Each line in the entries below that holds the string "What" must be copied.

──────── Supplied material ────────

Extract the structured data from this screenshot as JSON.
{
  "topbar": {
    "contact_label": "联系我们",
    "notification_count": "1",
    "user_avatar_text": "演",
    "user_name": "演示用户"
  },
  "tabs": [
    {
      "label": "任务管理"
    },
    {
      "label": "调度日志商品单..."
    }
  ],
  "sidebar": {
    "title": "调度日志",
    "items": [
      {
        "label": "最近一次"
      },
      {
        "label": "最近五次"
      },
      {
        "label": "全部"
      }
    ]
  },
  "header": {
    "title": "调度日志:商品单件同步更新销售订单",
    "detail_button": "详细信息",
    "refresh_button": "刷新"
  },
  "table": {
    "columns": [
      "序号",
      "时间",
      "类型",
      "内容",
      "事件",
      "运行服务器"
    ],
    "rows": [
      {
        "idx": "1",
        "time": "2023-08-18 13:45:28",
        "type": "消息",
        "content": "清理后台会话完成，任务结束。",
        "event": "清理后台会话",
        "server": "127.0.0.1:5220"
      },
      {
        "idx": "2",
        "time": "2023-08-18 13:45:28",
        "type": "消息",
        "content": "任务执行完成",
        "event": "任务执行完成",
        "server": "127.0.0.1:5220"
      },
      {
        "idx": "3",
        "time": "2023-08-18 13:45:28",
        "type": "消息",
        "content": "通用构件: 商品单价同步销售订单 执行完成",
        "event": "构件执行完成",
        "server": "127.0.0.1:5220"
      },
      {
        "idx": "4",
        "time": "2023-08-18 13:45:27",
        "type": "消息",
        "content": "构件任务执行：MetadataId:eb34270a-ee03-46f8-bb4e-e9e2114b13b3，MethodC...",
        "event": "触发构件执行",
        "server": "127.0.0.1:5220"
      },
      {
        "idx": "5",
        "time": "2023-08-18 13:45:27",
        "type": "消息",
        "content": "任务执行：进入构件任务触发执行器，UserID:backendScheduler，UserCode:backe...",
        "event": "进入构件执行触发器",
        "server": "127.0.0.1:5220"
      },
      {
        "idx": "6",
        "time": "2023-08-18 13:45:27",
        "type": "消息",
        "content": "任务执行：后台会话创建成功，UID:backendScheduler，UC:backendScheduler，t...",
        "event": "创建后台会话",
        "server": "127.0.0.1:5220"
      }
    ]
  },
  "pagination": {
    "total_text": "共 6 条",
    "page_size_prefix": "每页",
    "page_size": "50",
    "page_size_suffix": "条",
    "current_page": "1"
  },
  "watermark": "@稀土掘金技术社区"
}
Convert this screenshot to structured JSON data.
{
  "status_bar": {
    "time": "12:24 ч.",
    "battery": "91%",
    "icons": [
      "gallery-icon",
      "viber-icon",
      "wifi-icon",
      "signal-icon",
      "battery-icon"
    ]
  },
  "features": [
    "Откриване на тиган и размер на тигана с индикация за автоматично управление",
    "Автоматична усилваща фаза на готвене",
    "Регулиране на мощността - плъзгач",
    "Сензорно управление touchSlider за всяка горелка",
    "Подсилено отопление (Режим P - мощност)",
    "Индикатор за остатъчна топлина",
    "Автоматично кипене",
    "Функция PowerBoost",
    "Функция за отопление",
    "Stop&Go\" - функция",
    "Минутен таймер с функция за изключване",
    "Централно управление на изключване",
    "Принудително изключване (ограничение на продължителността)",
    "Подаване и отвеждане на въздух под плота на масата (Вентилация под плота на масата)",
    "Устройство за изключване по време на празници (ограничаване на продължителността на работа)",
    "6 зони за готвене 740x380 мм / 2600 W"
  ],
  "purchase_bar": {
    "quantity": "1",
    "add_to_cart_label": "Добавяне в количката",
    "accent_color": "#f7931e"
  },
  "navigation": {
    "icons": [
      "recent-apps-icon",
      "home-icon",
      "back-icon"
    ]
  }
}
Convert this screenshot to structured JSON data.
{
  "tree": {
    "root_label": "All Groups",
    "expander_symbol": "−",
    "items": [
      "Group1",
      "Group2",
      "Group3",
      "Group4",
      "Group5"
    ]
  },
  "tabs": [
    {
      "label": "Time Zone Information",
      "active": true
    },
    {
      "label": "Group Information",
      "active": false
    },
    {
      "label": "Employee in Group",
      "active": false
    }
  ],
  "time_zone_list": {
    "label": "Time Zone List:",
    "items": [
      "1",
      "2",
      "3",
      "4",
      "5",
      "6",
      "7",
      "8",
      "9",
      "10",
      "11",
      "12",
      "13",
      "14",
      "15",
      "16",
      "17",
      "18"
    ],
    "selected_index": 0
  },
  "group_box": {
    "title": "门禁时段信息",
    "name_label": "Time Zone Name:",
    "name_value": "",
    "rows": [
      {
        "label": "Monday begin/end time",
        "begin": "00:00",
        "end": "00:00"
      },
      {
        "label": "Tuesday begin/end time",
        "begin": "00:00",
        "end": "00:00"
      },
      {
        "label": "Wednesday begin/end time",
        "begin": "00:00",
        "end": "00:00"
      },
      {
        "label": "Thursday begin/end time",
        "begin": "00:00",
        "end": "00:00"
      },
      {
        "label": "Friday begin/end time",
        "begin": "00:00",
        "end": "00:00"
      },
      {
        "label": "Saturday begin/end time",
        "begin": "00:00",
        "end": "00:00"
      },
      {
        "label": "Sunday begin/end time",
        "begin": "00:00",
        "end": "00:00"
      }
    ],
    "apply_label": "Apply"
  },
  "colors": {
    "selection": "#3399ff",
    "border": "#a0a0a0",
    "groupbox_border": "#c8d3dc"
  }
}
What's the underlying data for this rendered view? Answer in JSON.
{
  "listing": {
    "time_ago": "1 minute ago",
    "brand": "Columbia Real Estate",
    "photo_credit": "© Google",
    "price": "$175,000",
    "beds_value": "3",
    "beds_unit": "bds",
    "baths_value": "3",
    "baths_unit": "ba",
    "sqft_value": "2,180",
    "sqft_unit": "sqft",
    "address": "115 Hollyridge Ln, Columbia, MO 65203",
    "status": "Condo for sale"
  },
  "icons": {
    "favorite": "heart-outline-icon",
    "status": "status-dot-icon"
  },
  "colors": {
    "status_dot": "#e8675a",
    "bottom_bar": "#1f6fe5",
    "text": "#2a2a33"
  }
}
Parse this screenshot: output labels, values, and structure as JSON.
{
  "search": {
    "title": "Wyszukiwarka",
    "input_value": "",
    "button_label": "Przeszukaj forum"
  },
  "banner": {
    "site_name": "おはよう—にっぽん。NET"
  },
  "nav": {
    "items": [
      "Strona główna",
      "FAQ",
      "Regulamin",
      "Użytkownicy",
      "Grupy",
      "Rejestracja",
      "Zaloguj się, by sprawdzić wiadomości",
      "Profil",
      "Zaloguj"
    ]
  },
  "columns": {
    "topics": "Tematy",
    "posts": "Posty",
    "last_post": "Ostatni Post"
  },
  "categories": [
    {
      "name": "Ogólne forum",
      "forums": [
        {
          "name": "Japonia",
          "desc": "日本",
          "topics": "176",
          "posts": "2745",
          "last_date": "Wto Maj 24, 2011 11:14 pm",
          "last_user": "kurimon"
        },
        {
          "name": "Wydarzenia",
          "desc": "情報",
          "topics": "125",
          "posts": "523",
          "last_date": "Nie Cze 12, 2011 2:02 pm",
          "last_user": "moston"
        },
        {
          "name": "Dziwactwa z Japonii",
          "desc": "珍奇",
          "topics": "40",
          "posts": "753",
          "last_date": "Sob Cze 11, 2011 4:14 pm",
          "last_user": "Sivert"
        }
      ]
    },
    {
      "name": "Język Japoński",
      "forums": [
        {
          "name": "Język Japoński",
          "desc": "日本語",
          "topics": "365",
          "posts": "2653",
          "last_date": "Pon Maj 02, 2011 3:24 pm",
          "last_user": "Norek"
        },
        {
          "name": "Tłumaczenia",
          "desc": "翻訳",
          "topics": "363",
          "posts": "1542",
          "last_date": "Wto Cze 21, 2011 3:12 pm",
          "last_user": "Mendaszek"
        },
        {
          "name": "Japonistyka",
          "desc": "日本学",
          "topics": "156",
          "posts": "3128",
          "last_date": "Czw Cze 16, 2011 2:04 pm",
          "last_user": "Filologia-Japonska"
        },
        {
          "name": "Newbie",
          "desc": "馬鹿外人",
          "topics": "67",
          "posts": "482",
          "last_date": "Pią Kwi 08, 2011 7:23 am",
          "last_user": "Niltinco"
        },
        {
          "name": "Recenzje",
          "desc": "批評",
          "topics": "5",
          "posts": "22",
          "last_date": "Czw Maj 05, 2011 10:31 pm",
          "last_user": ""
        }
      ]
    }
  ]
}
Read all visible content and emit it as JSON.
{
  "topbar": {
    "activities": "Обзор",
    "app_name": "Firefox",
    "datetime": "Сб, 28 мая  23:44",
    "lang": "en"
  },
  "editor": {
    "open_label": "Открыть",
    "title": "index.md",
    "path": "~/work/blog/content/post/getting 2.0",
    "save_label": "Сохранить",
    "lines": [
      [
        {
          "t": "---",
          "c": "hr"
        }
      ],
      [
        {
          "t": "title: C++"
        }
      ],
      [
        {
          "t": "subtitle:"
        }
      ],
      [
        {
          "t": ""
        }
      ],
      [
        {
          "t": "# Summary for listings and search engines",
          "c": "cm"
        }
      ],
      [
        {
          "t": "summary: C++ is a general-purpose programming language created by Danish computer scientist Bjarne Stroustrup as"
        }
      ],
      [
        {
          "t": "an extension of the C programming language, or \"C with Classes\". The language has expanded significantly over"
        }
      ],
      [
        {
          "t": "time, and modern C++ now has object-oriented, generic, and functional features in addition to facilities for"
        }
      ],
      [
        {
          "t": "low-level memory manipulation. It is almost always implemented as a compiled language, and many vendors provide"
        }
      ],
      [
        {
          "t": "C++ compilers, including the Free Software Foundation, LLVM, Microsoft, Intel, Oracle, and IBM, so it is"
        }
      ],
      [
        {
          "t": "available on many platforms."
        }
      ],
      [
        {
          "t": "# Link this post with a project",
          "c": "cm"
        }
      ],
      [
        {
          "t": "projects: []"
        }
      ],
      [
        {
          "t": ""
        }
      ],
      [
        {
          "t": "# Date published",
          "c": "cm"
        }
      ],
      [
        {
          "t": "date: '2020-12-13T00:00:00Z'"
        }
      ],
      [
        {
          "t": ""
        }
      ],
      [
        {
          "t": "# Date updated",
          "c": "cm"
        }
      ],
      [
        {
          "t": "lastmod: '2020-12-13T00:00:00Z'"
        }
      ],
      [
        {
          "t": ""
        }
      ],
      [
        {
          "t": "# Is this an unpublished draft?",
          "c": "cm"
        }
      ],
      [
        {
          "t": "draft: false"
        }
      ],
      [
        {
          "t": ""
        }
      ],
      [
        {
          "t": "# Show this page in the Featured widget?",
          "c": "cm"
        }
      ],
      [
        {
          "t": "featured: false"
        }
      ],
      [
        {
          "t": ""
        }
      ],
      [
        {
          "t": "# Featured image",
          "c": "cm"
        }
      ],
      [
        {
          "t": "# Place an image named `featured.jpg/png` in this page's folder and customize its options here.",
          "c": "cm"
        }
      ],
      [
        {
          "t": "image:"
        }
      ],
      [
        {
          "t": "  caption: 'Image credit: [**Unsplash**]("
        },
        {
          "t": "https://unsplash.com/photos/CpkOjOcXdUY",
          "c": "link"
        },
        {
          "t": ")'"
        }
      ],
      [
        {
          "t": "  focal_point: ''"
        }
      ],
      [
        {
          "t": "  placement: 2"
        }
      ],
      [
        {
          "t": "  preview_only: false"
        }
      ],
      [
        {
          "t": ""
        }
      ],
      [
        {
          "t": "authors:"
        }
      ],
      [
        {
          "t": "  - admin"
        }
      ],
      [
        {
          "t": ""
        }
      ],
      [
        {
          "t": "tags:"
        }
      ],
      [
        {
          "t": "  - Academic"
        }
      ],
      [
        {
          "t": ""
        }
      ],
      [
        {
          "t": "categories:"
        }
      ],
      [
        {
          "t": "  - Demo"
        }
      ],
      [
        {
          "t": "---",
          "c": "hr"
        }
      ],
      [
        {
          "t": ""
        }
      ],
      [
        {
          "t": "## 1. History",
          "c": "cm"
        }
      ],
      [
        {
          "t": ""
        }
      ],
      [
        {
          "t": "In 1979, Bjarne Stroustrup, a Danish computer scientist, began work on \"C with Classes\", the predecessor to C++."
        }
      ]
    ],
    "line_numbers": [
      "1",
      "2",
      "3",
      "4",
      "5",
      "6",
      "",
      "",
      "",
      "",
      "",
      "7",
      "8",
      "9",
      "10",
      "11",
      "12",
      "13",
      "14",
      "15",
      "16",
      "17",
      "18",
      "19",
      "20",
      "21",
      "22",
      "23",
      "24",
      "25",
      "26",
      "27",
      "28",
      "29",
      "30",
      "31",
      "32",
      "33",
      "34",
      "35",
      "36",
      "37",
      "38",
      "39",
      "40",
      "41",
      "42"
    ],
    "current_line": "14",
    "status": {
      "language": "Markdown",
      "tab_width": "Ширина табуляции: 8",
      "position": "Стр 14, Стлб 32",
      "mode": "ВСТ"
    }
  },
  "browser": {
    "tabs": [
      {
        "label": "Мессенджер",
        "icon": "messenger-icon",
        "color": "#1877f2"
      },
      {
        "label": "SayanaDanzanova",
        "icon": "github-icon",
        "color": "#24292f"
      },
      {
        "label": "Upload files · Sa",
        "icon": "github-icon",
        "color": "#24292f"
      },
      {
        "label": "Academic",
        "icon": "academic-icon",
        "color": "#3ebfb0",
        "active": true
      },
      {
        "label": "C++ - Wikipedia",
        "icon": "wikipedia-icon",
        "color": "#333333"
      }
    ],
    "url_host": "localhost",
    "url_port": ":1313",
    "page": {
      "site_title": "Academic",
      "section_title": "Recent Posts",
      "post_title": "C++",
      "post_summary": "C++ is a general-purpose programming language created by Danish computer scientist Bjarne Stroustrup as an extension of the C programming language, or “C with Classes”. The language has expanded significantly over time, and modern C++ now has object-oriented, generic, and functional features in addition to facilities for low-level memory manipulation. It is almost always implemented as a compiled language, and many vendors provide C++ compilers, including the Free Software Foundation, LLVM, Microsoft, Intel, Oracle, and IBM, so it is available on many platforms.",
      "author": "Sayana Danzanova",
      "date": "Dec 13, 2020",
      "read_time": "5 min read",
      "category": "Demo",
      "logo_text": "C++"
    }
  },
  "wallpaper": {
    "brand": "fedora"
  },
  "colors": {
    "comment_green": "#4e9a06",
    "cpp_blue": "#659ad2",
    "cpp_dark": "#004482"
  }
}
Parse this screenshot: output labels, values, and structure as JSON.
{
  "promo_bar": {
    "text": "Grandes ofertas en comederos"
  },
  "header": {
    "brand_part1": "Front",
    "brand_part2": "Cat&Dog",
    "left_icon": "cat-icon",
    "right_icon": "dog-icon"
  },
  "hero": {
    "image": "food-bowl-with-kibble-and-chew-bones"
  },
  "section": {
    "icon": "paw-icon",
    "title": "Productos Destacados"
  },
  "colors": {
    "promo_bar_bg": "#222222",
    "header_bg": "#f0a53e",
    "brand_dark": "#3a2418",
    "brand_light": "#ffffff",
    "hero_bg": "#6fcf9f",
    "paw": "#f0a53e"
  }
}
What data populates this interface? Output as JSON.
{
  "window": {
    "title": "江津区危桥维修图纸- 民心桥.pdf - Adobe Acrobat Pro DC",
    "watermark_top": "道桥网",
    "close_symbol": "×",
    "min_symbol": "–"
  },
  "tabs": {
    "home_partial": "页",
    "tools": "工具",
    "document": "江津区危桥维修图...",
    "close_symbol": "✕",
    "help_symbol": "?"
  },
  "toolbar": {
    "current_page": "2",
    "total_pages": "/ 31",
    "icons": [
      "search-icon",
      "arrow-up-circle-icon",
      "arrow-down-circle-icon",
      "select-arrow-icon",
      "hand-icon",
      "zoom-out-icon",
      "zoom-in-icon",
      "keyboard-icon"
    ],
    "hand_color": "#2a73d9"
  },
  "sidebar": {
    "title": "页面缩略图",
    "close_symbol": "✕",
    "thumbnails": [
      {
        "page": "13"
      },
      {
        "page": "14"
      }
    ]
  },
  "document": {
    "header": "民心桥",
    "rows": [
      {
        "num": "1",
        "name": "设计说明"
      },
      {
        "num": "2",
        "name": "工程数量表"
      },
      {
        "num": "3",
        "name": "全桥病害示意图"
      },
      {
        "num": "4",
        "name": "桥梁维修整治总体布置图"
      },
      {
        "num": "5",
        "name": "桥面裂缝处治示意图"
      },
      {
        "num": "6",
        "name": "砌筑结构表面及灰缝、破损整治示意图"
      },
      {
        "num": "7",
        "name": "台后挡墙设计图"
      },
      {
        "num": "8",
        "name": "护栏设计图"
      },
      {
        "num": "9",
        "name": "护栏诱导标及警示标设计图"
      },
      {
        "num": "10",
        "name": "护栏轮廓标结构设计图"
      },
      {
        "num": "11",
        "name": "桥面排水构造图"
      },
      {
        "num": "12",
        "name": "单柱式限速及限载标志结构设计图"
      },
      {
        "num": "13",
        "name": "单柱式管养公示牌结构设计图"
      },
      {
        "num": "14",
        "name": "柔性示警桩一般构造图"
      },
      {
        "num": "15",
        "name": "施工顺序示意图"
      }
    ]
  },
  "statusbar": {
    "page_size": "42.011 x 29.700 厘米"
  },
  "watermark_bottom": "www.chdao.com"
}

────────

## Answer box
What's the underlying data for this rendered view? Answer in JSON.
What data populates this interface? Output as JSON.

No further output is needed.